In the meantime, if the markets throw your mix of stocks and bonds out of kilter, you may have a good opportunity to restore them to your desired state. Rebalancing is a useful strategy for ensuring that your asset allocation continues to suit your goals.
Diversified Fund Performance
Over the long term, controlling what you can control (the amount of risk you want to take and the fees you pay), contributes to a strong overall outcome, especially relative to peers who may choose to switch in and out of asset classes and underlying managers along the way. These changes can have an impact on shorter term numbers if a manger happens to get it right. However, it is very difficult to make the right move in every single scenario.
While longer term return outcomes continue to be strong, the shorter-term numbers for the Vanguard Diversified Funds have dipped into the third quartile when viewed to end December 2021 (see below) which has triggered some questions from clients.

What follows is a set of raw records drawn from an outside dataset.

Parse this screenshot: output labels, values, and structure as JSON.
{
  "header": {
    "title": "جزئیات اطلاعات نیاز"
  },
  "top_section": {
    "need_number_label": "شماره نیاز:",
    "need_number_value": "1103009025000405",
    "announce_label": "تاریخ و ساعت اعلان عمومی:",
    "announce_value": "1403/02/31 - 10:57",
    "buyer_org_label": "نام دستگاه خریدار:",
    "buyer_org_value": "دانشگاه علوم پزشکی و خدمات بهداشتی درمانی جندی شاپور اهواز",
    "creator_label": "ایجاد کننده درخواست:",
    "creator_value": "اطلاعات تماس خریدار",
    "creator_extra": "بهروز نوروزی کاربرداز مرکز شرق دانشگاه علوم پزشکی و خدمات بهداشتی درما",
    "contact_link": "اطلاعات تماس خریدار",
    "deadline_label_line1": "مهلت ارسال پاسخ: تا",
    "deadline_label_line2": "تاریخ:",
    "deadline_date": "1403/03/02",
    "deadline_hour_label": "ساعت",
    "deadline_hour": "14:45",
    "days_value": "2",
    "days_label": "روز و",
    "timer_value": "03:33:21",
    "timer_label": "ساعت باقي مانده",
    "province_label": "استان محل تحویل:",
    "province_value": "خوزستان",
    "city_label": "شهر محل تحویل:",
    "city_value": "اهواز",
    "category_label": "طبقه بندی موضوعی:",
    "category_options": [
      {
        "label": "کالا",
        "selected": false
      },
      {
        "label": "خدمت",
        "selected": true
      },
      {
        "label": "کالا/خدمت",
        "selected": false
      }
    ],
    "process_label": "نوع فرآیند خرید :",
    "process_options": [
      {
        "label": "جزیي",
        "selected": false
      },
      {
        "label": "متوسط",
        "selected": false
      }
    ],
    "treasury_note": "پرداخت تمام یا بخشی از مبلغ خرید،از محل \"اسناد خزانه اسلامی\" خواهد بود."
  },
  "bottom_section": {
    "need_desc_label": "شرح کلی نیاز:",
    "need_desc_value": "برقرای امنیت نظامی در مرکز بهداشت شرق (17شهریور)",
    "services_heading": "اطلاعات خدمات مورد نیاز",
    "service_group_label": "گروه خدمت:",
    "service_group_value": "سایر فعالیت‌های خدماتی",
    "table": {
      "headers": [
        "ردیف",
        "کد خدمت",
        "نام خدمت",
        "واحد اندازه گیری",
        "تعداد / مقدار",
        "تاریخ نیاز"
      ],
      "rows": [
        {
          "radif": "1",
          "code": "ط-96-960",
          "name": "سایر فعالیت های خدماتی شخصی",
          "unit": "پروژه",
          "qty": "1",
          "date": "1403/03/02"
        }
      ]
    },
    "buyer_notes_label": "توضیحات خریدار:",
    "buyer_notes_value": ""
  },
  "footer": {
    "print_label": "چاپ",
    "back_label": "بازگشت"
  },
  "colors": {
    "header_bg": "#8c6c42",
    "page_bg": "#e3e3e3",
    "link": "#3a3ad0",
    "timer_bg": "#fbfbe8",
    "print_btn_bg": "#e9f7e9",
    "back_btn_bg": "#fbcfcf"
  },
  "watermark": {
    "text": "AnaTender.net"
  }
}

This is largely because Vanguard holds more exposure to higher quality and higher duration fixed income than many peers who held cash or riskier credit. High quality long duration fixed interest brings portfolio diversification benefits over and is a much lower volatility asset class than equities (which are the engine room of diversified fund returns). As a reminder, holding fixed income (which act as a ballast), resulted in a smoother path through the volatility in March 2020.
Also, over the rolling three-year time period we are consistently top or second quartile, with lower than average risk.
The reason that peers have outpaced the Vanguard diversified funds is that they have benefited from the rebound in riskier bond proxies and credit strategies (shown in orange, lime green and dark green), which coincided with a recalibration of inflation and interest rate expectations in the bond market (and a dip in capital price), shown in the yellow and aqua lines below.
Even a very small exposure to bond proxies such as Australian and Global REITs and Infrastructure has delivered outsized performance over the 12 months ending December 2021 (a 1% overweight to AREITs delivered more than 3% contribution to return). This has begun to correct in January 2022 as AREITs underperformed both bond and equity markets, falling 9.5%. We consider bond proxies to be more equity like in terms of risk (at times exhibiting more volatility than equities) and do not consider they offer sufficient return for the risk or diversification benefit over the longer term.
Meanwhile, despite the short-term dip in bond prices, the rise in yields has improved the forward-looking, longer term returns from traditional bonds.
I sometimes liken it to term deposits to explain the concept.
Say you visited the bank a year ago and the 3-year Term Deposit rates were 0.30%.
If you went back today and the rates for 3-year Term Deposits were 1% you would:
- Be happy that Term Deposit rates have gone up because you have some money to invest and rates have improved
- Be a little disappointed that the TD you locked in a year ago at 0.30%, now seems less of a good deal
Term deposits are not repriced daily in the same way that bonds are, so bonds are merely reflecting the ‘disappointment effect’ in their pricing.
In neither case is there any issue that you won’t get your principal returned at the end of the 3 years so the negative returns are not a permanent loss of capital – just a change in the markets expectations about what interest rates will do in the future.
The Vanguard Fixed Interest Portfolios are like a giant collection of term deposits (except they invest in tradeable debt instruments called bonds). Every day cash comes in and is reinvested in bonds of varying maturities (a very small portfolio is shown as an example below).